particularly for micro-4/3 where back-focus requirements are less?

Cheers,
David

 Bruce 06-14-2011 06:11 PM

Re: Should 4/3 lenses be half the size of full frame lenses?

Paul Furman <paul-@-edgehill.net> wrote:
>Bruce wrote:
>> The light gathering power of an f/2.8 Four Thirds lens is identical to
>> an f/2.8 ...full frame lens

>
>With 1/4 the sensor size so 1/4 the print size.

That's only true if the Four Thirds sensor has a quarter as many
pixels as the full frame sensor.

If the number of pixels is the same, the print size will be the same
for the same ppi at the printing stage. All that matters at the
printing stage is the number of pixels. The printer has no idea
whether those pixels came from a P&S, Four Thirds, APS-C, full frame
or medium format.

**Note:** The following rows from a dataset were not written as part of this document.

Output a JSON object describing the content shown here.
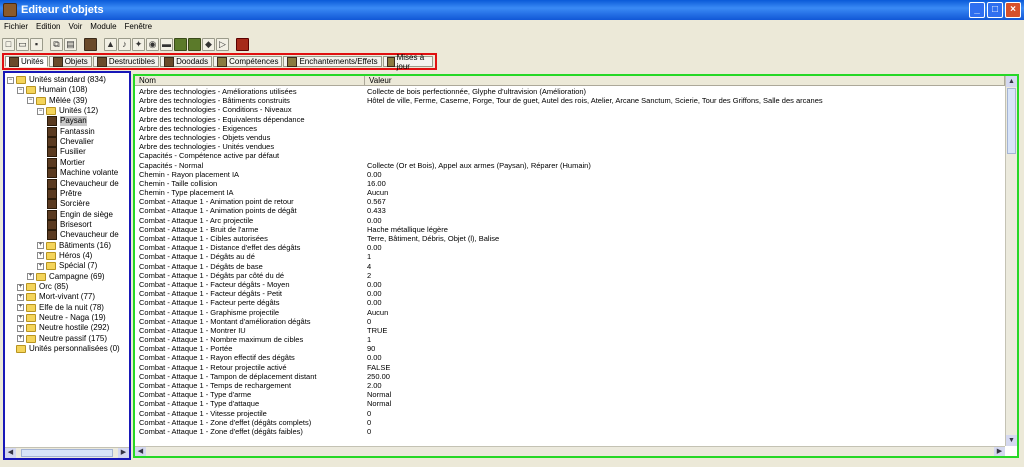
{
  "window": {
    "title": "Editeur d'objets"
  },
  "menu": [
    "Fichier",
    "Edition",
    "Voir",
    "Module",
    "Fenêtre"
  ],
  "tabs": [
    "Unités",
    "Objets",
    "Destructibles",
    "Doodads",
    "Compétences",
    "Enchantements/Effets",
    "Mises à jour"
  ],
  "tree": {
    "items": [
      {
        "label": "Unités standard (834)",
        "level": 0,
        "expander": "-",
        "icon": "folder"
      },
      {
        "label": "Humain (108)",
        "level": 1,
        "expander": "-",
        "icon": "folder"
      },
      {
        "label": "Mêlée (39)",
        "level": 2,
        "expander": "-",
        "icon": "folder"
      },
      {
        "label": "Unités (12)",
        "level": 3,
        "expander": "-",
        "icon": "folder"
      },
      {
        "label": "Paysan",
        "level": 4,
        "expander": "",
        "icon": "unit",
        "selected": true
      },
      {
        "label": "Fantassin",
        "level": 4,
        "expander": "",
        "icon": "unit"
      },
      {
        "label": "Chevalier",
        "level": 4,
        "expander": "",
        "icon": "unit"
      },
      {
        "label": "Fusilier",
        "level": 4,
        "expander": "",
        "icon": "unit"
      },
      {
        "label": "Mortier",
        "level": 4,
        "expander": "",
        "icon": "unit"
      },
      {
        "label": "Machine volante",
        "level": 4,
        "expander": "",
        "icon": "unit"
      },
      {
        "label": "Chevaucheur de",
        "level": 4,
        "expander": "",
        "icon": "unit"
      },
      {
        "label": "Prêtre",
        "level": 4,
        "expander": "",
        "icon": "unit"
      },
      {
        "label": "Sorcière",
        "level": 4,
        "expander": "",
        "icon": "unit"
      },
      {
        "label": "Engin de siège",
        "level": 4,
        "expander": "",
        "icon": "unit"
      },
      {
        "label": "Brisesort",
        "level": 4,
        "expander": "",
        "icon": "unit"
      },
      {
        "label": "Chevaucheur de",
        "level": 4,
        "expander": "",
        "icon": "unit"
      },
      {
        "label": "Bâtiments (16)",
        "level": 3,
        "expander": "+",
        "icon": "folder"
      },
      {
        "label": "Héros (4)",
        "level": 3,
        "expander": "+",
        "icon": "folder"
      },
      {
        "label": "Spécial (7)",
        "level": 3,
        "expander": "+",
        "icon": "folder"
      },
      {
        "label": "Campagne (69)",
        "level": 2,
        "expander": "+",
        "icon": "folder"
      },
      {
        "label": "Orc (85)",
        "level": 1,
        "expander": "+",
        "icon": "folder"
      },
      {
        "label": "Mort-vivant (77)",
        "level": 1,
        "expander": "+",
        "icon": "folder"
      },
      {
        "label": "Elfe de la nuit (78)",
        "level": 1,
        "expander": "+",
        "icon": "folder"
      },
      {
        "label": "Neutre - Naga (19)",
        "level": 1,
        "expander": "+",
        "icon": "folder"
      },
      {
        "label": "Neutre hostile (292)",
        "level": 1,
        "expander": "+",
        "icon": "folder"
      },
      {
        "label": "Neutre passif (175)",
        "level": 1,
        "expander": "+",
        "icon": "folder"
      },
      {
        "label": "Unités personnalisées (0)",
        "level": 0,
        "expander": "",
        "icon": "folder"
      }
    ]
  },
  "grid": {
    "headers": {
      "name": "Nom",
      "value": "Valeur"
    },
    "rows": [
      [
        "Arbre des technologies - Améliorations utilisées",
        "Collecte de bois perfectionnée, Glyphe d'ultravision (Amélioration)"
      ],
      [
        "Arbre des technologies - Bâtiments construits",
        "Hôtel de ville, Ferme, Caserne, Forge, Tour de guet, Autel des rois, Atelier, Arcane Sanctum, Scierie, Tour des Griffons, Salle des arcanes"
      ],
      [
        "Arbre des technologies - Conditions - Niveaux",
        ""
      ],
      [
        "Arbre des technologies - Equivalents dépendance",
        ""
      ],
      [
        "Arbre des technologies - Exigences",
        ""
      ],
      [
        "Arbre des technologies - Objets vendus",
        ""
      ],
      [
        "Arbre des technologies - Unités vendues",
        ""
      ],
      [
        "Capacités - Compétence active par défaut",
        ""
      ],
      [
        "Capacités - Normal",
        "Collecte (Or et Bois), Appel aux armes (Paysan), Réparer (Humain)"
      ],
      [
        "Chemin - Rayon placement IA",
        "0.00"
      ],
      [
        "Chemin - Taille collision",
        "16.00"
      ],
      [
        "Chemin - Type placement IA",
        "Aucun"
      ],
      [
        "Combat - Attaque 1 - Animation point de retour",
        "0.567"
      ],
      [
        "Combat - Attaque 1 - Animation points de dégât",
        "0.433"
      ],
      [
        "Combat - Attaque 1 - Arc projectile",
        "0.00"
      ],
      [
        "Combat - Attaque 1 - Bruit de l'arme",
        "Hache métallique légère"
      ],
      [
        "Combat - Attaque 1 - Cibles autorisées",
        "Terre, Bâtiment, Débris, Objet (l), Balise"
      ],
      [
        "Combat - Attaque 1 - Distance d'effet des dégâts",
        "0.00"
      ],
      [
        "Combat - Attaque 1 - Dégâts au dé",
        "1"
      ],
      [
        "Combat - Attaque 1 - Dégâts de base",
        "4"
      ],
      [
        "Combat - Attaque 1 - Dégâts par côté du dé",
        "2"
      ],
      [
        "Combat - Attaque 1 - Facteur dégâts - Moyen",
        "0.00"
      ],
      [
        "Combat - Attaque 1 - Facteur dégâts - Petit",
        "0.00"
      ],
      [
        "Combat - Attaque 1 - Facteur perte dégâts",
        "0.00"
      ],
      [
        "Combat - Attaque 1 - Graphisme projectile",
        "Aucun"
      ],
      [
        "Combat - Attaque 1 - Montant d'amélioration dégâts",
        "0"
      ],
      [
        "Combat - Attaque 1 - Montrer IU",
        "TRUE"
      ],
      [
        "Combat - Attaque 1 - Nombre maximum de cibles",
        "1"
      ],
      [
        "Combat - Attaque 1 - Portée",
        "90"
      ],
      [
        "Combat - Attaque 1 - Rayon effectif des dégâts",
        "0.00"
      ],
      [
        "Combat - Attaque 1 - Retour projectile activé",
        "FALSE"
      ],
      [
        "Combat - Attaque 1 - Tampon de déplacement distant",
        "250.00"
      ],
      [
        "Combat - Attaque 1 - Temps de rechargement",
        "2.00"
      ],
      [
        "Combat - Attaque 1 - Type d'arme",
        "Normal"
      ],
      [
        "Combat - Attaque 1 - Type d'attaque",
        "Normal"
      ],
      [
        "Combat - Attaque 1 - Vitesse projectile",
        "0"
      ],
      [
        "Combat - Attaque 1 - Zone d'effet (dégâts complets)",
        "0"
      ],
      [
        "Combat - Attaque 1 - Zone d'effet (dégâts faibles)",
        "0"
      ]
    ]
  }
}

 nospam 06-14-2011 08:15 PM

Re: Should 4/3 lenses be half the size of full frame lenses?

In article <ZuednRMDT7GrI2rQnZ2dnUVZ_gmdnZ2d@giganews.com>, Neil
Harrington <not@home.net> wrote:

> >> 4/3 camera has a sensor that is about half the length and height of a
> >> full frame sensor (1/4 the area).
> >>
> >> Does that mean a 4/3 camera lense would be half the diameter of an
> >> equivalent full frame lense?

> >
> > .. and half the length, and one eighth of the weight! Doesn't seem
> > to be so in practice, though. You also use the word "equivalent". To be
> > equivalent in light gathering power an f/2.8 full-frame lens
> > would need to be replaced by an f/1.4 half-frame lens. Somewhat more
> > costly to make, if possible at all.

>
> That makes no sense whatever.

yes it does.

> An f/2.8 lens is an f/2.8 lens, regardless of what format it's meant to
> cover. Its "light gathering power" is the same as any other lens of similar
> f-number as far as photographic purposes are concerned, disregarding
> differences in coating, etc.

it's light gathering power per unit area is the same (exposure) but a
larger sensor has a larger area so the total amount of light collected
is higher.

> Even if you were right about that light-gathering business you'd be wrong in
> your conclusion: a half-frame format does not have half the diagonal of full
> frame. (It's 30mm vs about 43mm.)

4/3rds is approximately 1/4 the area of full frame, or two stops, thus
an f/2.8 lens on full frame is equivalent to an f/1.4 lens on 4/3rds.

All times are GMT. The time now is 02:44 AM.